(Entries supplied):

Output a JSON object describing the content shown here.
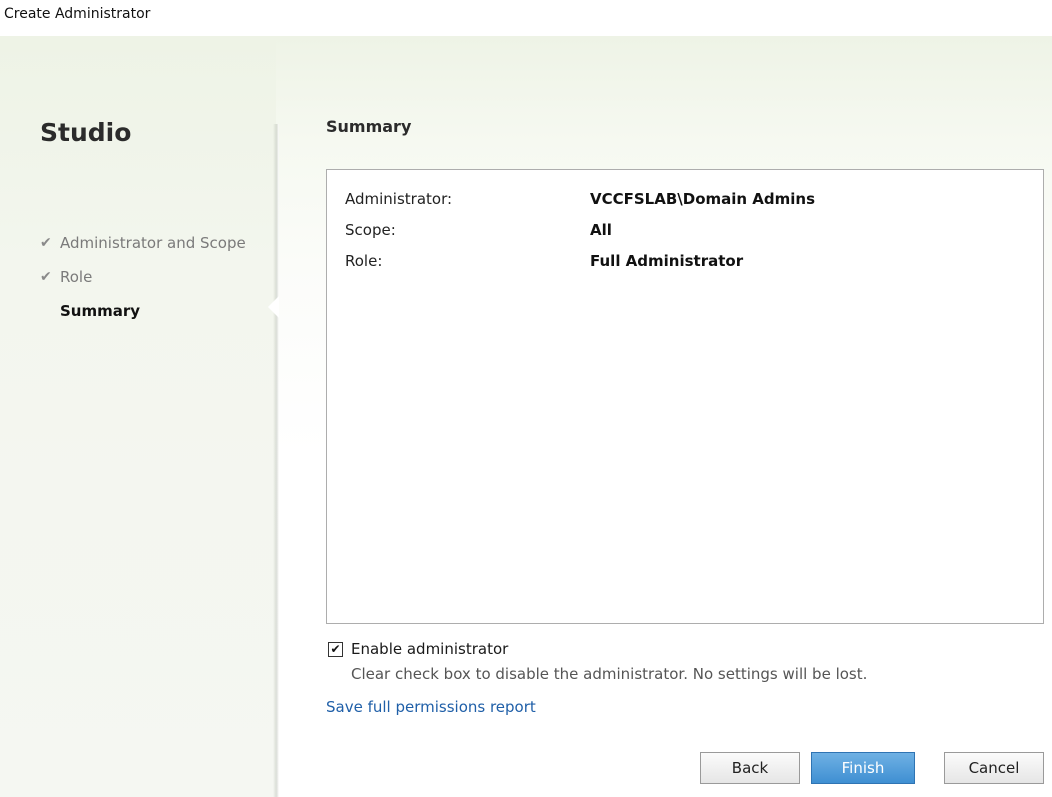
{
  "window": {
    "title": "Create Administrator"
  },
  "sidebar": {
    "brand": "Studio",
    "steps": [
      {
        "label": "Administrator and Scope",
        "status": "completed",
        "icon": "checkmark-icon"
      },
      {
        "label": "Role",
        "status": "completed",
        "icon": "checkmark-icon"
      },
      {
        "label": "Summary",
        "status": "current"
      }
    ]
  },
  "main": {
    "title": "Summary",
    "summary": [
      {
        "label": "Administrator:",
        "value": "VCCFSLAB\\Domain Admins"
      },
      {
        "label": "Scope:",
        "value": "All"
      },
      {
        "label": "Role:",
        "value": "Full Administrator"
      }
    ],
    "enable_checkbox": {
      "label": "Enable administrator",
      "checked": true,
      "check_glyph": "✔",
      "hint": "Clear check box to disable the administrator. No settings will be lost."
    },
    "report_link": "Save full permissions report"
  },
  "buttons": {
    "back": "Back",
    "finish": "Finish",
    "cancel": "Cancel"
  },
  "colors": {
    "link": "#1f5fa8",
    "primary_button": "#3f8fd2"
  }
}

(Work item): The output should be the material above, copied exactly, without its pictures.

(Answer to this problem):
Output a JSON object describing the content shown here.
{
  "window": {
    "title": "Create Administrator"
  },
  "sidebar": {
    "brand": "Studio",
    "steps": [
      {
        "label": "Administrator and Scope",
        "status": "completed",
        "icon": "checkmark-icon"
      },
      {
        "label": "Role",
        "status": "completed",
        "icon": "checkmark-icon"
      },
      {
        "label": "Summary",
        "status": "current"
      }
    ]
  },
  "main": {
    "title": "Summary",
    "summary": [
      {
        "label": "Administrator:",
        "value": "VCCFSLAB\\Domain Admins"
      },
      {
        "label": "Scope:",
        "value": "All"
      },
      {
        "label": "Role:",
        "value": "Full Administrator"
      }
    ],
    "enable_checkbox": {
      "label": "Enable administrator",
      "checked": true,
      "check_glyph": "✔",
      "hint": "Clear check box to disable the administrator. No settings will be lost."
    },
    "report_link": "Save full permissions report"
  },
  "buttons": {
    "back": "Back",
    "finish": "Finish",
    "cancel": "Cancel"
  },
  "colors": {
    "link": "#1f5fa8",
    "primary_button": "#3f8fd2"
  }
}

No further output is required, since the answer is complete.